Migrating from Python 2 to Python 3

At Intempus we are using Python 2.7 and when i started, i decided that we should migrate to Python 3 at some point. As the Python 2 support is discontinued from 2020, now is a great opportunity to make the migration. We use the django framework which will not support Python 2 anymore as well. So yesterday evening i started looking for how other people have tackled the migration problem. Luckily in Intempus we have quite a lot of unit tests and pretty good coverage which obviously makes it easier to refactor the code. If you do not have unit tests and good coverage you should start there.

Is it feasible?

Dropbox has a huge codebase of Python and are migrating it incrementally from 2 to 3 – they are now running only on Python 3. Instagram also migrating their huge codebase from 2 to 3. So we know it is possible. So i started with looking at how big the codebase in Intempus is running “find . -name ‘*.py’ | xargs wc -l” yields 146731 lines of code. Which was more than i expected. Then i looked at how many files we had – 1121 files. Which gives us ~130 lines of code per file. A rough estimation is that it would take 10 minutes to refactor a file on average to be Python 3 compliant which yields ~186 hours of work which in Denmark in a working week of 37 hours are 5 weeks. So maybe not so rough. But what about external libraries?

External libraries

Getting more excited about the move to Python 3 i read the whole night about different people opinions and their experiences about how to migrate. I ended up liking the “The Conservative Python 3 Porting Guide” the most. (https://portingguide.readthedocs.io/en/latest/ ) He also raises the problem with external libraries. So the strategy i think to go with is as follows:

  1. If the library has a Python 3 version it should be no problem
  2. The library is Python 2 only – if it is open source we can port the library if it is feasible
  3. Convert to another library that is Python 3 compatible

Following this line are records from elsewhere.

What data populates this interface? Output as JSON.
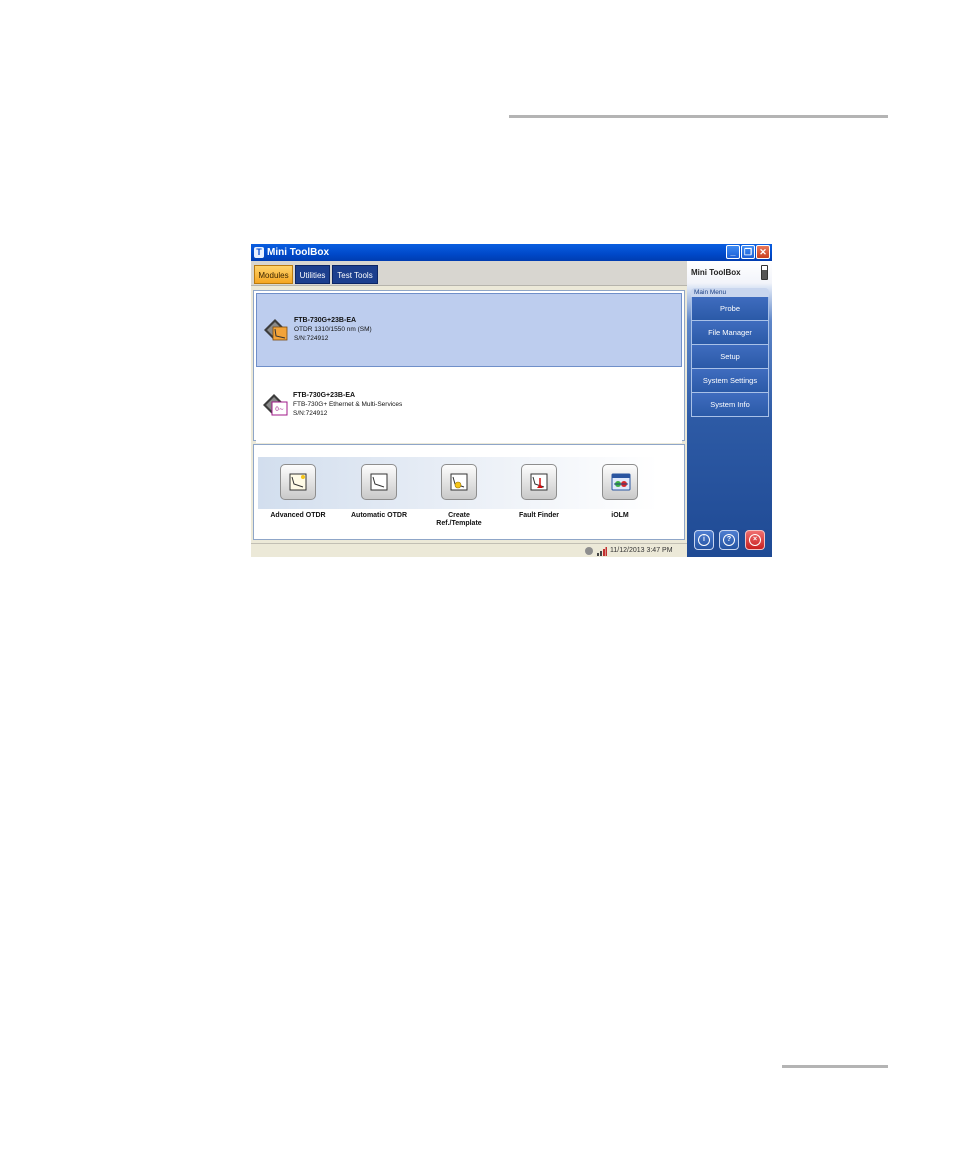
{
  "window": {
    "title": "Mini ToolBox",
    "app_icon_glyph": "T"
  },
  "tabs": [
    {
      "label": "Modules",
      "active": true
    },
    {
      "label": "Utilities",
      "active": false
    },
    {
      "label": "Test Tools",
      "active": false
    }
  ],
  "modules": [
    {
      "name": "FTB-730G+23B-EA",
      "description": "OTDR 1310/1550 nm (SM)",
      "serial": "S/N:724912",
      "selected": true,
      "icon": "otdr-module-icon"
    },
    {
      "name": "FTB-730G+23B-EA",
      "description": "FTB-730G+ Ethernet & Multi-Services",
      "serial": "S/N:724912",
      "selected": false,
      "icon": "ethernet-module-icon"
    }
  ],
  "apps": [
    {
      "label": "Advanced OTDR",
      "icon": "advanced-otdr-icon"
    },
    {
      "label": "Automatic OTDR",
      "icon": "automatic-otdr-icon"
    },
    {
      "label": "Create Ref./Template",
      "icon": "create-template-icon"
    },
    {
      "label": "Fault Finder",
      "icon": "fault-finder-icon"
    },
    {
      "label": "iOLM",
      "icon": "iolm-icon"
    }
  ],
  "status": {
    "datetime": "11/12/2013 3:47 PM"
  },
  "sidebar": {
    "title": "Mini ToolBox",
    "menu_header": "Main Menu",
    "items": [
      {
        "label": "Probe"
      },
      {
        "label": "File Manager"
      },
      {
        "label": "Setup"
      },
      {
        "label": "System Settings"
      },
      {
        "label": "System Info"
      }
    ],
    "bottom_buttons": [
      {
        "icon": "info-icon",
        "glyph": "i"
      },
      {
        "icon": "help-icon",
        "glyph": "?"
      },
      {
        "icon": "exit-icon",
        "glyph": "×"
      }
    ]
  },
  "colors": {
    "accent_tab": "#f5a623",
    "selection": "#bdcdee",
    "titlebar": "#0a5ee0",
    "sidebar": "#2d5aa5"
  }
}
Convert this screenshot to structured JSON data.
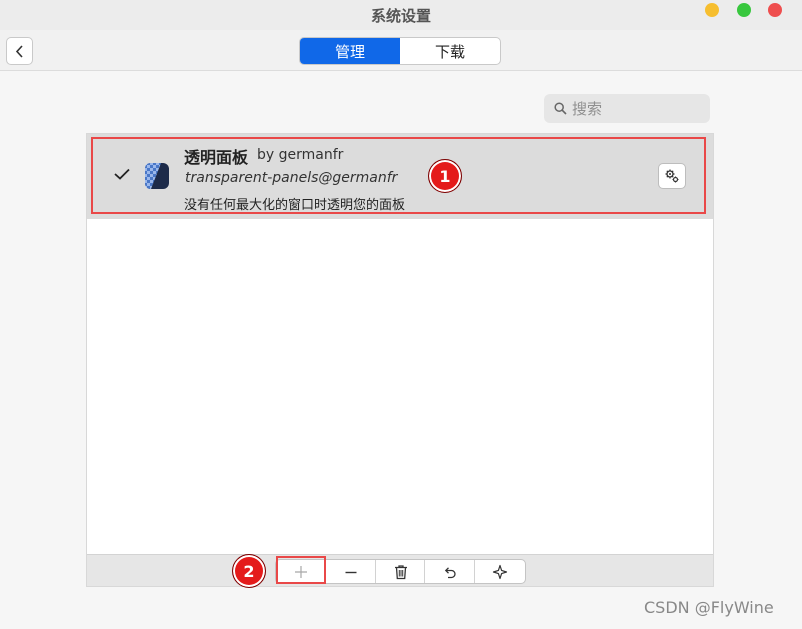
{
  "window": {
    "title": "系统设置"
  },
  "toolbar": {
    "tabs": [
      {
        "label": "管理",
        "active": true
      },
      {
        "label": "下载",
        "active": false
      }
    ]
  },
  "search": {
    "placeholder": "搜索",
    "value": ""
  },
  "extensions": [
    {
      "enabled": true,
      "name": "透明面板",
      "author": "by germanfr",
      "uuid": "transparent-panels@germanfr",
      "description": "没有任何最大化的窗口时透明您的面板"
    }
  ],
  "annotations": {
    "badge_1": "1",
    "badge_2": "2"
  },
  "bottom_toolbar": {
    "buttons": [
      "add-icon",
      "remove-icon",
      "trash-icon",
      "undo-icon",
      "sparkle-icon"
    ]
  },
  "watermark": "CSDN @FlyWine",
  "colors": {
    "accent": "#1068e8",
    "highlight": "#e94848",
    "badge": "#e41b1b",
    "selected_row": "#dcdcdc"
  }
}
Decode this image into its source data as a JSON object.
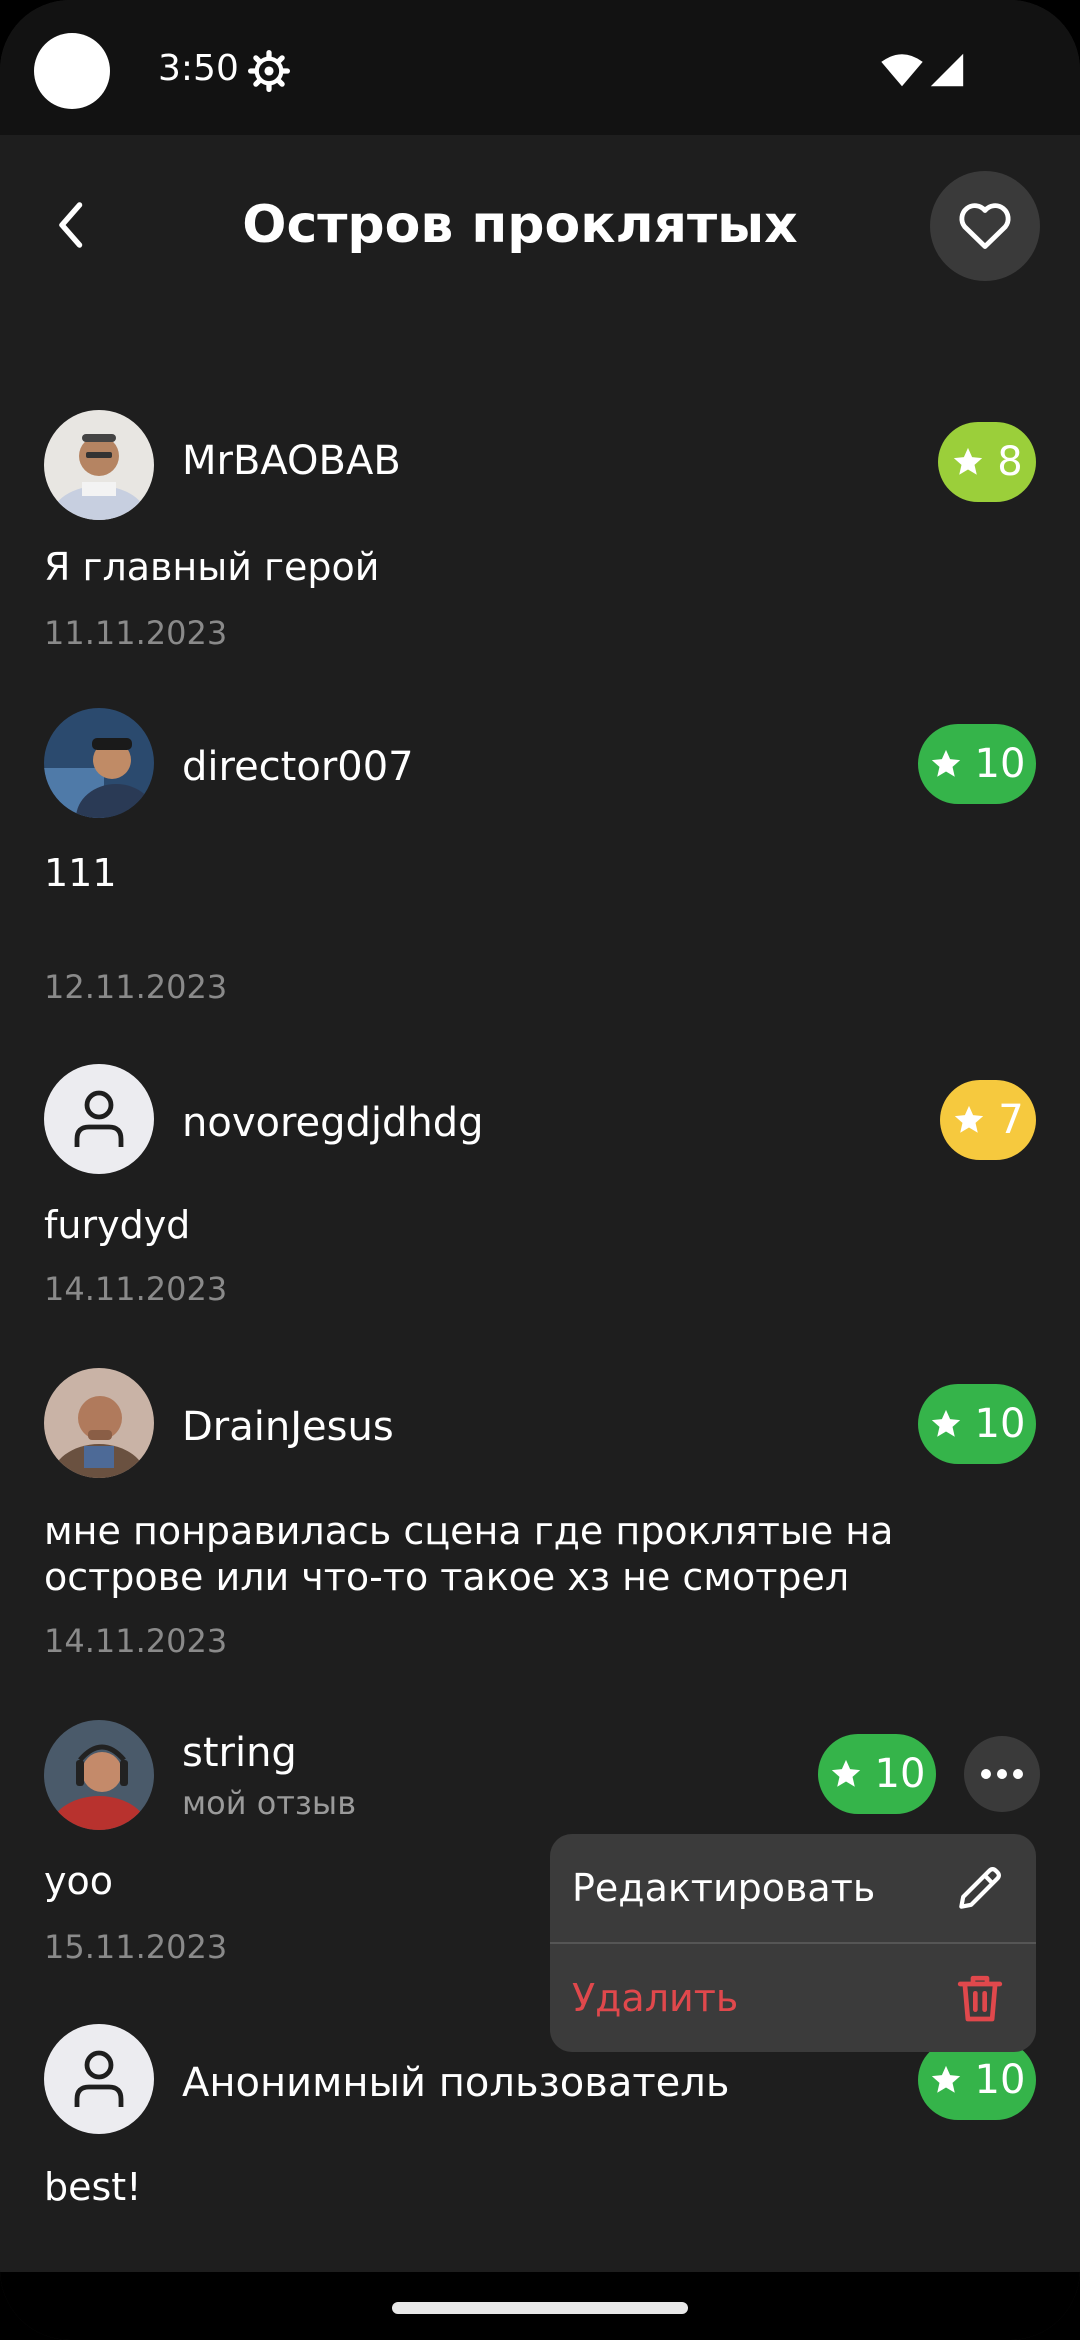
{
  "status_bar": {
    "time": "3:50"
  },
  "header": {
    "title": "Остров проклятых",
    "back_icon": "chevron-left-icon",
    "favorite_icon": "heart-icon"
  },
  "colors": {
    "rating_lime": "#9bcf3a",
    "rating_green": "#35b44a",
    "rating_yellow": "#f6c93e",
    "delete_red": "#e0484c"
  },
  "reviews": [
    {
      "author": "MrBAOBAB",
      "rating": "8",
      "text": "Я главный герой",
      "date": "11.11.2023"
    },
    {
      "author": "director007",
      "rating": "10",
      "text": "111",
      "date": "12.11.2023"
    },
    {
      "author": "novoregdjdhdg",
      "rating": "7",
      "text": "furydyd",
      "date": "14.11.2023"
    },
    {
      "author": "DrainJesus",
      "rating": "10",
      "text": "мне понравилась сцена где проклятые на острове или что-то такое хз не смотрел",
      "date": "14.11.2023"
    },
    {
      "author": "string",
      "subtitle": "мой отзыв",
      "rating": "10",
      "text": "yoo",
      "date": "15.11.2023"
    },
    {
      "author": "Анонимный пользователь",
      "rating": "10",
      "text": "best!"
    }
  ],
  "context_menu": {
    "edit_label": "Редактировать",
    "delete_label": "Удалить"
  }
}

So this can be a lot of work depending on the libraries. So we will have to investigate that.

Python 3 compatible Python 2 code

While investigating our external libraries we can work on our own codebase. The porting guide mentioned earlier has a detailed overview of how to write Python 3 compatible Python 2 code. So we want to create CLI that can be used by developers which will scan their code and tell them if there is something that is not valid Python 3 code. The CLI should have a flag that will give suggestion on how the developer can solve the problem. When we have the tool we need a guide on how to use it. Now instead of having to port everything at once we will take it along the way.

For our continous integration we want a way to check if the code checked in is Python 3 compatible. There are some different opportunities and i have not decided which one yet. An interesting one is using static analysis to compare analysis when the code is run in Python 2 vs. running the code in Python 3. In that way we should see if they look the same. If they do we are somewhat closer to running the same program in Python 2 and Python 3. I say somewhat because Python is a dynamic language so we can not be 100 % sure using static analysis.

Next steps

  • Investigate external libraries
  • Prepare tooling for supporting developers in writing Python 3 compatible code
  • Get developers into the Python 3 switch and read about the differences between the two versions

Sources

  • https://blogs.dropbox.com/tech/2019/02/incrementally-migrating-over-one-million-lines-of-code-from-python-2-to-python-3/
  • https://portingguide.readthedocs.io/en/latest/
  • Thalmann